In the cross country skiing, for instance, particularly the classic style sprint, it is their rivals the Norwegians that look like they might dominate proceedings. A quick look at ComeOn! Sportsbook shows us that swedes who are gambling news of their fellow countrymen winning medals will hove to during the competition might well be disappointed as it is their rivals the Norwegians that are leading the odds.
Here Come The Norwegians
The cross country classic style sprint starts off with a 15 second interval start qualifier with the fastest thirty competitors moving forward to the semi-finals, the two fastest from each of these quarter finals making it into the semi finals (along with the two fastest times that didn’t qualify). The 12 skiers who reach the semi-finals then compete with the top two in each going through to the final along with the two fastest times. That means in the final there are six people competing for three medal places.

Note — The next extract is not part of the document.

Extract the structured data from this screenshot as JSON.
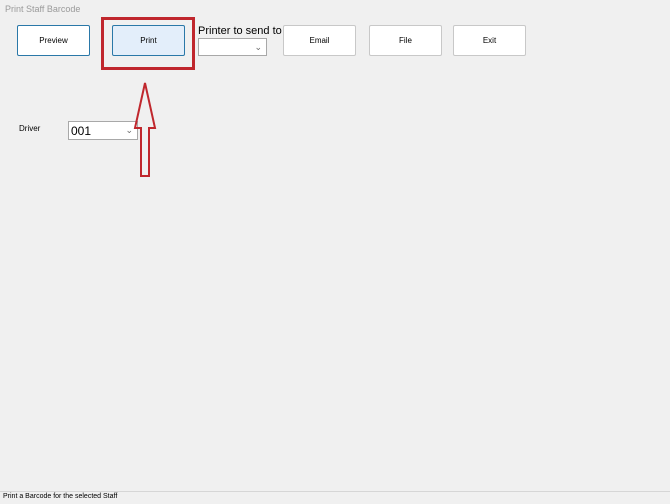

Looking at the bookmaker’s odds, like those of ComeOn! Sportsbook, there are manifestly three clear front runners at present and all of them hail from Norway. Ola Vigen Hattestad and Eirik Brandsdal sit together on 3.80 (presenting a superb wagering opportunity) with Paal Golberg not so far behind on 6.80 and the nearest non-Norwegian Kriukov languishing on 10.00 at this point. Out dated Norwegian gambling laws aside plenty of people will be choosing between these top three when placing bets in the next two weeks.
Ola Vigen Hatterstad, of course, skied away with the gold in the sprint event in Sochi last year, but Eirik Brandsdal is a bit younger and has four World Cup victories in the sprint to his name whilst the third of the trio, Pal Golberg, is younger still and has only won one World Cup sprint, and yet is seen as a future champion in the sport. Hatterstad might be the one to beat but Golberg will be the one to watch, especially if you’ve chanced a few Krone on the young man from Gol.
The likely Norwegian dominance of the sprint event will only make the competition between these three all the more fierce. They go in very familiar with their rivals. Those who like to bet on sports in Norway will doubtless pick their favorite, perhaps depending on local bias or the records and results of the individuals, but come mid-March 2015 there will be a lot of eyes on the city of Falun and just as many skis.